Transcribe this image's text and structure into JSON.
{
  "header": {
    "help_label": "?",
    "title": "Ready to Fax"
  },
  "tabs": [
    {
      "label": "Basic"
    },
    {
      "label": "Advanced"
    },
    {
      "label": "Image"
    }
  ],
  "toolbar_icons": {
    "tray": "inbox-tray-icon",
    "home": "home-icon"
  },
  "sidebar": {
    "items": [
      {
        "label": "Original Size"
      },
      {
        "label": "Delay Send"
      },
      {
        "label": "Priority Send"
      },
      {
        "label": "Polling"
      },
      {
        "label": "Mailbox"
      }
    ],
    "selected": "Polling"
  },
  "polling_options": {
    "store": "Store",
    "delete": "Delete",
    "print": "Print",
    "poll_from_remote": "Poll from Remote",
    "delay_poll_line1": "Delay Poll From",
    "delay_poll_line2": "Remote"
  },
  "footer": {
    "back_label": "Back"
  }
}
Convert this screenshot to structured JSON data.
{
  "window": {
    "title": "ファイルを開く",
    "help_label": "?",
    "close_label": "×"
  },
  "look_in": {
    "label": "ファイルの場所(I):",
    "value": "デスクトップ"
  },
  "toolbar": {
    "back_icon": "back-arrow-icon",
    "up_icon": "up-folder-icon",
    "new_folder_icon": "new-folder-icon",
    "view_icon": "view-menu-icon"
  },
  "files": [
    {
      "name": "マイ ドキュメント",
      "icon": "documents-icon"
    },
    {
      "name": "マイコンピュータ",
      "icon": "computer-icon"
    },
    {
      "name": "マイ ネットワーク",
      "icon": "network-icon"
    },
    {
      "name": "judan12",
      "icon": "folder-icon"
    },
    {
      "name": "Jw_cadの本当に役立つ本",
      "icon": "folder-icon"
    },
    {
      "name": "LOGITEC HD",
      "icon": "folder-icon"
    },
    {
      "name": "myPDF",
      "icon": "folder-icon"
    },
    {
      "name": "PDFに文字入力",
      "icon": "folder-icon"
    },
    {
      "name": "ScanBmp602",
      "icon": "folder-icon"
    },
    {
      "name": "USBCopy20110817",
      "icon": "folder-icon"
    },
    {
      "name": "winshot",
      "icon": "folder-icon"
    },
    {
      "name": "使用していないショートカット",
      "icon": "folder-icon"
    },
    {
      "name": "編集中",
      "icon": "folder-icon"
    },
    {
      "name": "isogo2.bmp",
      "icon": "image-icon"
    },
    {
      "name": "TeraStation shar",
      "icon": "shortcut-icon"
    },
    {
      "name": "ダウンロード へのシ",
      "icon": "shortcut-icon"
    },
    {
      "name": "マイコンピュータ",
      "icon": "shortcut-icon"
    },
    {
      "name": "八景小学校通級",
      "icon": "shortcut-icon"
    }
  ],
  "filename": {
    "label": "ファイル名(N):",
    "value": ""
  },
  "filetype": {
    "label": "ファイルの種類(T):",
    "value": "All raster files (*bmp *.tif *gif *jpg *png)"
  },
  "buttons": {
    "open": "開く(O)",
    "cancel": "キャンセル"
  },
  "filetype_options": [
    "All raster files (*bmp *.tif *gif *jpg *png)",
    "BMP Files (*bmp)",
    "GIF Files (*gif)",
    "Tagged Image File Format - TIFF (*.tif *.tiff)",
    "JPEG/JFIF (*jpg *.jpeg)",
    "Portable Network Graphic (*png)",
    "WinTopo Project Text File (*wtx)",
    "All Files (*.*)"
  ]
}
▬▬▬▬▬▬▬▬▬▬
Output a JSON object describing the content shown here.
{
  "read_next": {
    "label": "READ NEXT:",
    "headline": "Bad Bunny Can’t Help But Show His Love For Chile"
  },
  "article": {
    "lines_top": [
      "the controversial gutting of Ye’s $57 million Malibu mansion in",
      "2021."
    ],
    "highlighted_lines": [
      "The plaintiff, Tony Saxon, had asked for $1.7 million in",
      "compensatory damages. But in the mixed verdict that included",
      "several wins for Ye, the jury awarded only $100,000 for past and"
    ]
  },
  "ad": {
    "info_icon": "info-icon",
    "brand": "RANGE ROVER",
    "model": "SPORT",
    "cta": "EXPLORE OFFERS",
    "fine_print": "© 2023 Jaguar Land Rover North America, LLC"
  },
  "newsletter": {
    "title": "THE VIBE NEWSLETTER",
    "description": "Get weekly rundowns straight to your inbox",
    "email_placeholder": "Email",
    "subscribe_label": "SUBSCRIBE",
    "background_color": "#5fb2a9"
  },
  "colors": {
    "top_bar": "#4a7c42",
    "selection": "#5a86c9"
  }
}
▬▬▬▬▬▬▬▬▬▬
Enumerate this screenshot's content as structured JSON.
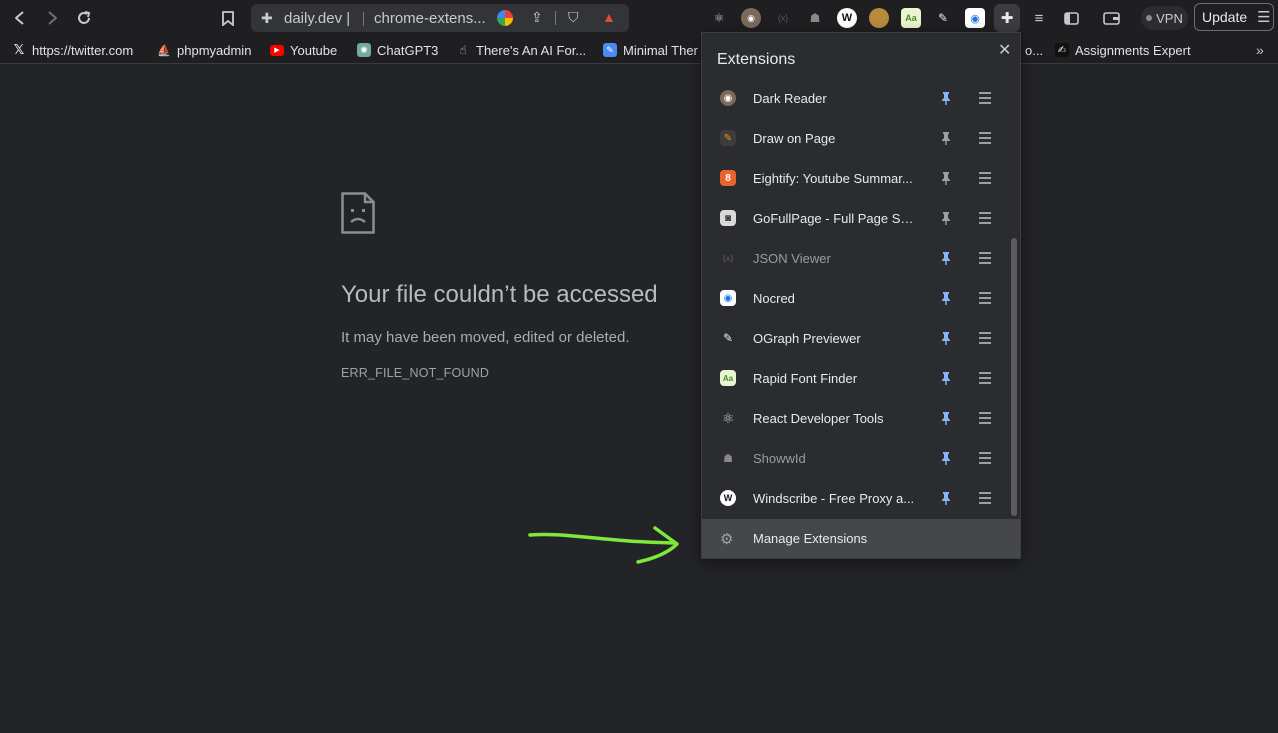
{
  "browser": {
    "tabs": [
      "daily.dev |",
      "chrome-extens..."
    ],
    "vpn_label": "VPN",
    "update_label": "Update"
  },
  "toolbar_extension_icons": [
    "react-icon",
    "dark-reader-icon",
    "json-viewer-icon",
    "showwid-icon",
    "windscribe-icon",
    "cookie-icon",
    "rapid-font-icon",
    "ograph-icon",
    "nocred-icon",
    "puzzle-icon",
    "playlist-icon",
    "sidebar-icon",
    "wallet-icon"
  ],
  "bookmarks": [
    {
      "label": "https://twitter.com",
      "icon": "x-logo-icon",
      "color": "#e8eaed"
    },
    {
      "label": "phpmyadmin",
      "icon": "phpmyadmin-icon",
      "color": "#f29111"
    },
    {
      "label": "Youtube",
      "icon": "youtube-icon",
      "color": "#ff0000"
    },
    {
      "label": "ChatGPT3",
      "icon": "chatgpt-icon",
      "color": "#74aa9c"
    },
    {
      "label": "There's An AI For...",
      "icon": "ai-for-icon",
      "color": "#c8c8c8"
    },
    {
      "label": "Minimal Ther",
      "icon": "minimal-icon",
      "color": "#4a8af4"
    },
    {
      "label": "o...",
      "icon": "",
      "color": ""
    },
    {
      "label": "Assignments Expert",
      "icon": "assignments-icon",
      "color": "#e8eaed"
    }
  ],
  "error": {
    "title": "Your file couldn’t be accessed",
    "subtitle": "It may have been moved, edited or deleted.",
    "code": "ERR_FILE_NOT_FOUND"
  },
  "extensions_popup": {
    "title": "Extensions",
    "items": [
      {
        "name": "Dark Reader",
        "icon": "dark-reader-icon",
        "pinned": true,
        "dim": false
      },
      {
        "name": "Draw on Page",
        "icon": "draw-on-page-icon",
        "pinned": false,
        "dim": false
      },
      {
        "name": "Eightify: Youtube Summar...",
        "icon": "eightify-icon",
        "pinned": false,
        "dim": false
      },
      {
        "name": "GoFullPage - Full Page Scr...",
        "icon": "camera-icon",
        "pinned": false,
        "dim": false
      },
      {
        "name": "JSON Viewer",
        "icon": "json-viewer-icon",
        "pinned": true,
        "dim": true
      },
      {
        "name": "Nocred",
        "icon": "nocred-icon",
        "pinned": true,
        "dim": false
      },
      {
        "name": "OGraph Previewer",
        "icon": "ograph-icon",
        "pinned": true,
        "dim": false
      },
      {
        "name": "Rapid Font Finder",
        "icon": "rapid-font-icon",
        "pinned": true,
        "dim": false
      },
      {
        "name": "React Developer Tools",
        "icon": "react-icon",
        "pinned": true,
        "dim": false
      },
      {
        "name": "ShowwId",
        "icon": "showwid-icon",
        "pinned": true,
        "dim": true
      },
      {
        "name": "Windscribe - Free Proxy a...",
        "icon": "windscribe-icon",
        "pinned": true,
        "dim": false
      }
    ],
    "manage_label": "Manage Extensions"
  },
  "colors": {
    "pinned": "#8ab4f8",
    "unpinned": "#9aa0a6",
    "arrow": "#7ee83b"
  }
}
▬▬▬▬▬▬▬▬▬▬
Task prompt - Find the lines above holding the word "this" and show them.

Final answer -
Transcribe this image's text and structure into JSON.
Convert this screenshot to structured JSON data.
Enumerate this screenshot's content as structured JSON.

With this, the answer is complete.